Work order: In the data beneath this task, how many lines contain "subtitle"? Answer with the number only.

Provided data:

******************************

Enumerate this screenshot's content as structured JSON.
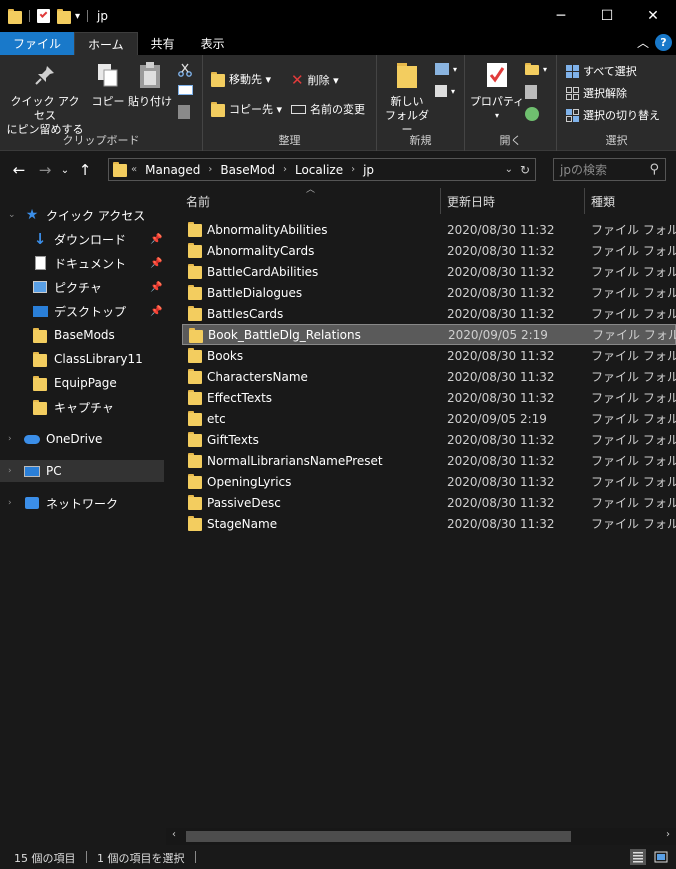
{
  "window": {
    "title": "jp",
    "quick_access_dropdown": "▾",
    "minimize": "─",
    "maximize": "☐",
    "close": "✕"
  },
  "ribbon_tabs": [
    {
      "label": "ファイル"
    },
    {
      "label": "ホーム"
    },
    {
      "label": "共有"
    },
    {
      "label": "表示"
    }
  ],
  "ribbon": {
    "clipboard": {
      "group_label": "クリップボード",
      "pin_quick_access_line1": "クイック アクセス",
      "pin_quick_access_line2": "にピン留めする",
      "copy": "コピー",
      "paste": "貼り付け"
    },
    "organize": {
      "group_label": "整理",
      "move_to": "移動先 ▾",
      "copy_to": "コピー先 ▾",
      "delete": "削除 ▾",
      "rename": "名前の変更"
    },
    "new": {
      "group_label": "新規",
      "new_folder_line1": "新しい",
      "new_folder_line2": "フォルダー"
    },
    "open": {
      "group_label": "開く",
      "properties": "プロパティ"
    },
    "select": {
      "group_label": "選択",
      "select_all": "すべて選択",
      "select_none": "選択解除",
      "invert_selection": "選択の切り替え"
    }
  },
  "address": {
    "overflow": "«",
    "crumbs": [
      "Managed",
      "BaseMod",
      "Localize",
      "jp"
    ],
    "search_placeholder": "jpの検索"
  },
  "navpane": {
    "quick_access": "クイック アクセス",
    "items": [
      {
        "label": "ダウンロード"
      },
      {
        "label": "ドキュメント"
      },
      {
        "label": "ピクチャ"
      },
      {
        "label": "デスクトップ"
      },
      {
        "label": "BaseMods"
      },
      {
        "label": "ClassLibrary11"
      },
      {
        "label": "EquipPage"
      },
      {
        "label": "キャプチャ"
      }
    ],
    "onedrive": "OneDrive",
    "pc": "PC",
    "network": "ネットワーク"
  },
  "columns": {
    "name": "名前",
    "date": "更新日時",
    "type": "種類"
  },
  "files": [
    {
      "name": "AbnormalityAbilities",
      "date": "2020/08/30 11:32",
      "type": "ファイル フォルダー"
    },
    {
      "name": "AbnormalityCards",
      "date": "2020/08/30 11:32",
      "type": "ファイル フォルダー"
    },
    {
      "name": "BattleCardAbilities",
      "date": "2020/08/30 11:32",
      "type": "ファイル フォルダー"
    },
    {
      "name": "BattleDialogues",
      "date": "2020/08/30 11:32",
      "type": "ファイル フォルダー"
    },
    {
      "name": "BattlesCards",
      "date": "2020/08/30 11:32",
      "type": "ファイル フォルダー"
    },
    {
      "name": "Book_BattleDlg_Relations",
      "date": "2020/09/05 2:19",
      "type": "ファイル フォルダー"
    },
    {
      "name": "Books",
      "date": "2020/08/30 11:32",
      "type": "ファイル フォルダー"
    },
    {
      "name": "CharactersName",
      "date": "2020/08/30 11:32",
      "type": "ファイル フォルダー"
    },
    {
      "name": "EffectTexts",
      "date": "2020/08/30 11:32",
      "type": "ファイル フォルダー"
    },
    {
      "name": "etc",
      "date": "2020/09/05 2:19",
      "type": "ファイル フォルダー"
    },
    {
      "name": "GiftTexts",
      "date": "2020/08/30 11:32",
      "type": "ファイル フォルダー"
    },
    {
      "name": "NormalLibrariansNamePreset",
      "date": "2020/08/30 11:32",
      "type": "ファイル フォルダー"
    },
    {
      "name": "OpeningLyrics",
      "date": "2020/08/30 11:32",
      "type": "ファイル フォルダー"
    },
    {
      "name": "PassiveDesc",
      "date": "2020/08/30 11:32",
      "type": "ファイル フォルダー"
    },
    {
      "name": "StageName",
      "date": "2020/08/30 11:32",
      "type": "ファイル フォルダー"
    }
  ],
  "status": {
    "item_count": "15 個の項目",
    "selected_count": "1 個の項目を選択"
  },
  "colors": {
    "accent": "#1979ca",
    "folder": "#f3cd5f",
    "background": "#191919",
    "ribbon": "#2b2b2b"
  }
}
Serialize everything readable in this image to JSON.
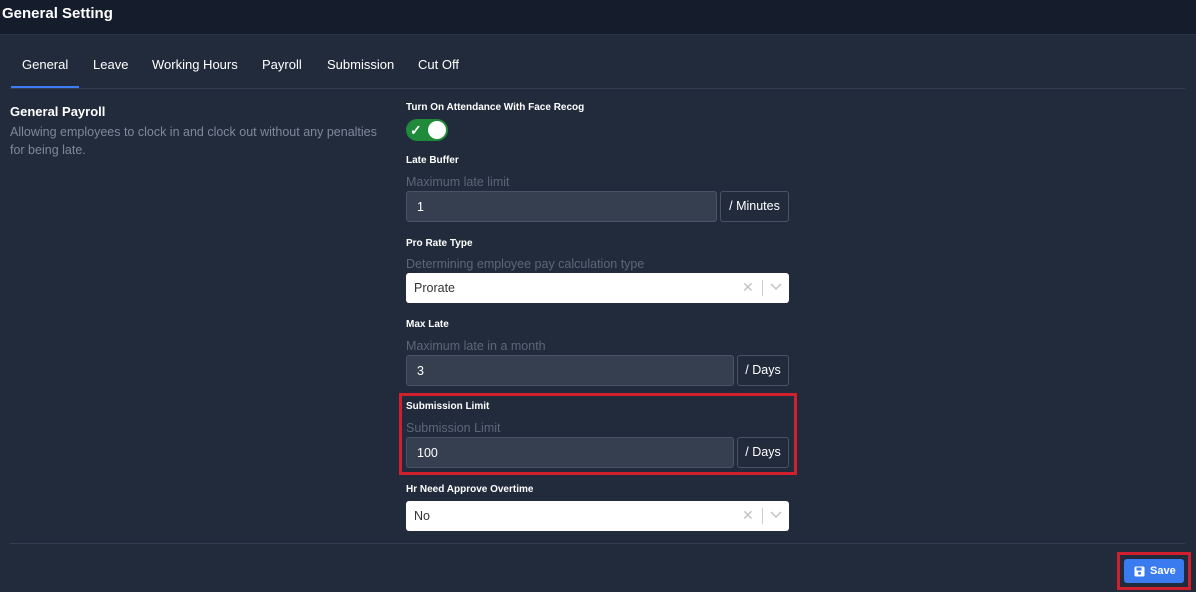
{
  "page": {
    "title": "General Setting"
  },
  "tabs": [
    "General",
    "Leave",
    "Working Hours",
    "Payroll",
    "Submission",
    "Cut Off"
  ],
  "section": {
    "title": "General Payroll",
    "description": "Allowing employees to clock in and clock out without any penalties for being late."
  },
  "face_recog": {
    "label": "Turn On Attendance With Face Recog",
    "enabled": true
  },
  "late_buffer": {
    "label": "Late Buffer",
    "hint": "Maximum late limit",
    "value": "1",
    "unit": "/ Minutes"
  },
  "pro_rate": {
    "label": "Pro Rate Type",
    "hint": "Determining employee pay calculation type",
    "value": "Prorate"
  },
  "max_late": {
    "label": "Max Late",
    "hint": "Maximum late in a month",
    "value": "3",
    "unit": "/ Days"
  },
  "submission_limit": {
    "label": "Submission Limit",
    "hint": "Submission Limit",
    "value": "100",
    "unit": "/ Days"
  },
  "hr_approve": {
    "label": "Hr Need Approve Overtime",
    "value": "No"
  },
  "actions": {
    "save_label": "Save"
  },
  "colors": {
    "accent": "#3a7bf0",
    "toggle_on": "#1f8a3a",
    "highlight": "#d0202e",
    "background": "#151c2c",
    "card": "#222b3c"
  }
}
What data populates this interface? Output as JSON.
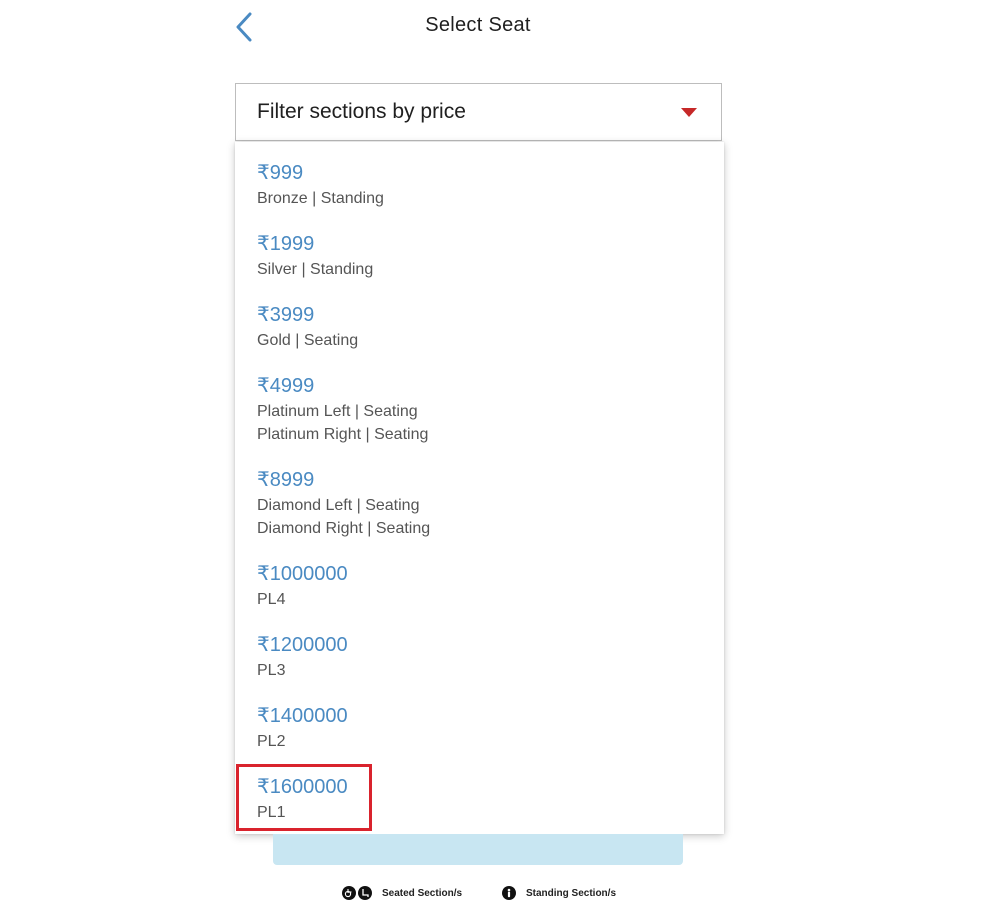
{
  "header": {
    "title": "Select Seat",
    "back_icon": "chevron-left-icon"
  },
  "filter": {
    "label": "Filter sections by price",
    "caret_icon": "caret-down-icon",
    "caret_color": "#c62828"
  },
  "price_options": [
    {
      "price": "₹999",
      "sections": [
        "Bronze | Standing"
      ]
    },
    {
      "price": "₹1999",
      "sections": [
        "Silver | Standing"
      ]
    },
    {
      "price": "₹3999",
      "sections": [
        "Gold | Seating"
      ]
    },
    {
      "price": "₹4999",
      "sections": [
        "Platinum Left | Seating",
        "Platinum Right | Seating"
      ]
    },
    {
      "price": "₹8999",
      "sections": [
        "Diamond Left | Seating",
        "Diamond Right | Seating"
      ]
    },
    {
      "price": "₹1000000",
      "sections": [
        "PL4"
      ]
    },
    {
      "price": "₹1200000",
      "sections": [
        "PL3"
      ]
    },
    {
      "price": "₹1400000",
      "sections": [
        "PL2"
      ]
    },
    {
      "price": "₹1600000",
      "sections": [
        "PL1"
      ]
    }
  ],
  "highlighted_option": "₹1600000",
  "legend": {
    "seated_label": "Seated Section/s",
    "standing_label": "Standing Section/s",
    "seated_icons": [
      "wheelchair-icon",
      "seat-icon"
    ],
    "standing_icon": "standing-person-icon"
  },
  "colors": {
    "price_text": "#4a8ac2",
    "highlight_border": "#d9232d",
    "strip_background": "#c8e6f2"
  }
}
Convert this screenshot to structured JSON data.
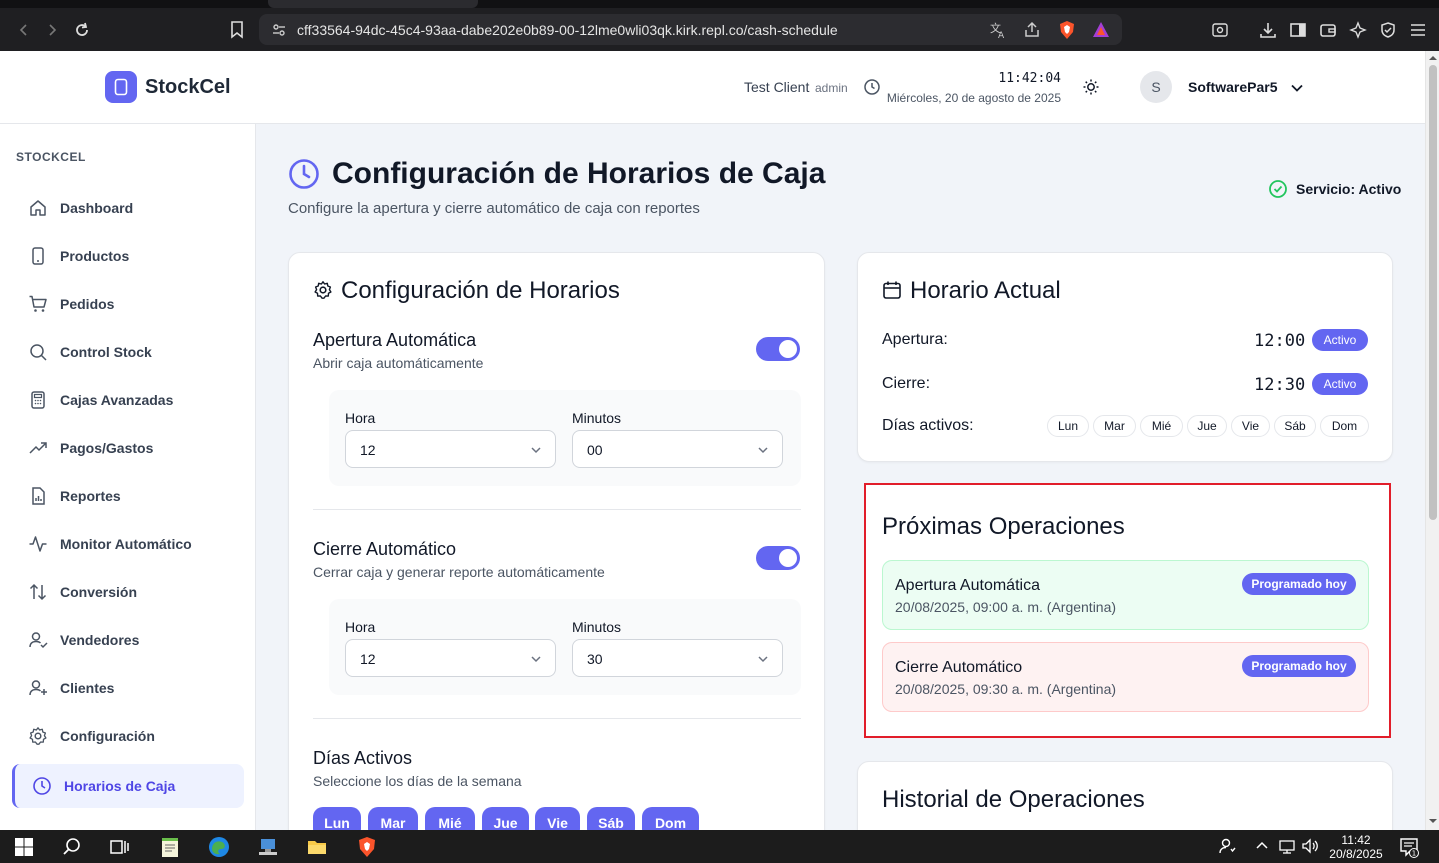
{
  "browser": {
    "url": "cff33564-94dc-45c4-93aa-dabe202e0b89-00-12lme0wli03qk.kirk.repl.co/cash-schedule"
  },
  "header": {
    "brand": "StockCel",
    "client": "Test Client",
    "role": "admin",
    "time": "11:42:04",
    "date": "Miércoles, 20 de agosto de 2025",
    "avatar_initial": "S",
    "user": "SoftwarePar5"
  },
  "sidebar": {
    "section": "STOCKCEL",
    "items": [
      {
        "label": "Dashboard",
        "icon": "home-icon"
      },
      {
        "label": "Productos",
        "icon": "phone-icon"
      },
      {
        "label": "Pedidos",
        "icon": "cart-icon"
      },
      {
        "label": "Control Stock",
        "icon": "search-icon"
      },
      {
        "label": "Cajas Avanzadas",
        "icon": "calculator-icon"
      },
      {
        "label": "Pagos/Gastos",
        "icon": "trending-up-icon"
      },
      {
        "label": "Reportes",
        "icon": "report-icon"
      },
      {
        "label": "Monitor Automático",
        "icon": "activity-icon"
      },
      {
        "label": "Conversión",
        "icon": "arrows-updown-icon"
      },
      {
        "label": "Vendedores",
        "icon": "user-check-icon"
      },
      {
        "label": "Clientes",
        "icon": "user-plus-icon"
      },
      {
        "label": "Configuración",
        "icon": "gear-icon"
      },
      {
        "label": "Horarios de Caja",
        "icon": "clock-icon",
        "active": true
      }
    ]
  },
  "page": {
    "title": "Configuración de Horarios de Caja",
    "subtitle": "Configure la apertura y cierre automático de caja con reportes",
    "service_status": "Servicio: Activo"
  },
  "config": {
    "title": "Configuración de Horarios",
    "opening": {
      "title": "Apertura Automática",
      "subtitle": "Abrir caja automáticamente",
      "enabled": true,
      "hour_label": "Hora",
      "hour": "12",
      "minutes_label": "Minutos",
      "minutes": "00"
    },
    "closing": {
      "title": "Cierre Automático",
      "subtitle": "Cerrar caja y generar reporte automáticamente",
      "enabled": true,
      "hour_label": "Hora",
      "hour": "12",
      "minutes_label": "Minutos",
      "minutes": "30"
    },
    "days": {
      "title": "Días Activos",
      "subtitle": "Seleccione los días de la semana",
      "items": [
        "Lun",
        "Mar",
        "Mié",
        "Jue",
        "Vie",
        "Sáb",
        "Dom"
      ]
    }
  },
  "current": {
    "title": "Horario Actual",
    "opening_label": "Apertura:",
    "opening_time": "12:00",
    "opening_status": "Activo",
    "closing_label": "Cierre:",
    "closing_time": "12:30",
    "closing_status": "Activo",
    "days_label": "Días activos:",
    "days": [
      "Lun",
      "Mar",
      "Mié",
      "Jue",
      "Vie",
      "Sáb",
      "Dom"
    ]
  },
  "upcoming": {
    "title": "Próximas Operaciones",
    "ops": [
      {
        "name": "Apertura Automática",
        "when": "20/08/2025, 09:00 a. m. (Argentina)",
        "badge": "Programado hoy"
      },
      {
        "name": "Cierre Automático",
        "when": "20/08/2025, 09:30 a. m. (Argentina)",
        "badge": "Programado hoy"
      }
    ]
  },
  "history": {
    "title": "Historial de Operaciones"
  },
  "taskbar": {
    "time": "11:42",
    "date": "20/8/2025",
    "notifications": "1"
  },
  "colors": {
    "accent": "#6366f1",
    "highlight_border": "#e11d2a",
    "success": "#22c55e"
  }
}
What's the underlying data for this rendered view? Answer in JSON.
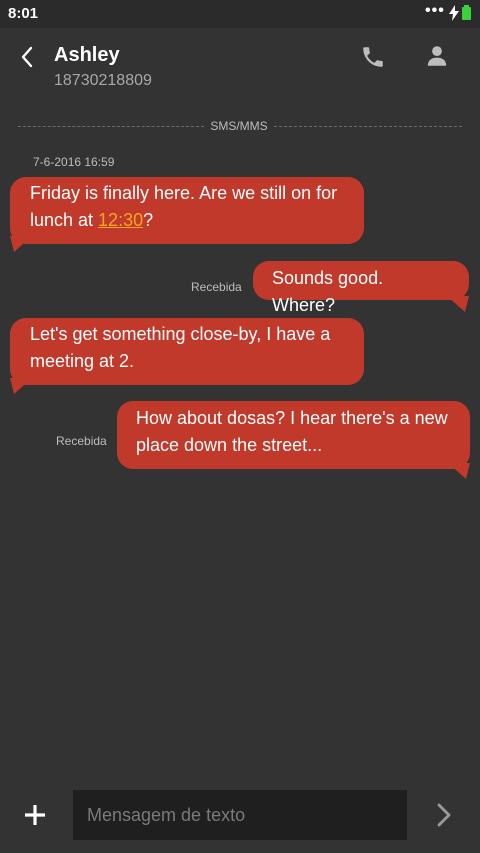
{
  "status_bar": {
    "time": "8:01",
    "overflow": "•••",
    "icons": [
      "charging-bolt-icon",
      "battery-icon"
    ],
    "battery_color": "#3ad13a"
  },
  "header": {
    "contact_name": "Ashley",
    "contact_number": "18730218809",
    "icons": [
      "back-chevron-icon",
      "phone-icon",
      "person-icon"
    ]
  },
  "thread": {
    "channel_label": "SMS/MMS",
    "timestamp": "7-6-2016 16:59",
    "messages": [
      {
        "direction": "incoming",
        "text_before": "Friday is finally here. Are we still on for lunch at ",
        "link": "12:30",
        "text_after": "?"
      },
      {
        "direction": "outgoing",
        "text": "Sounds good. Where?",
        "status": "Recebida"
      },
      {
        "direction": "incoming",
        "text": "Let's get something close-by, I have a meeting at 2."
      },
      {
        "direction": "outgoing",
        "text": "How about dosas? I hear there's a new place down the street...",
        "status": "Recebida"
      }
    ],
    "bubble_color": "#c0392b",
    "link_color": "#f5a623"
  },
  "compose": {
    "placeholder": "Mensagem de texto",
    "value": "",
    "icons": [
      "plus-icon",
      "send-chevron-icon"
    ]
  },
  "colors": {
    "background": "#333333",
    "compose_field": "#1f1f1f"
  }
}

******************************

Result of the exercise: 4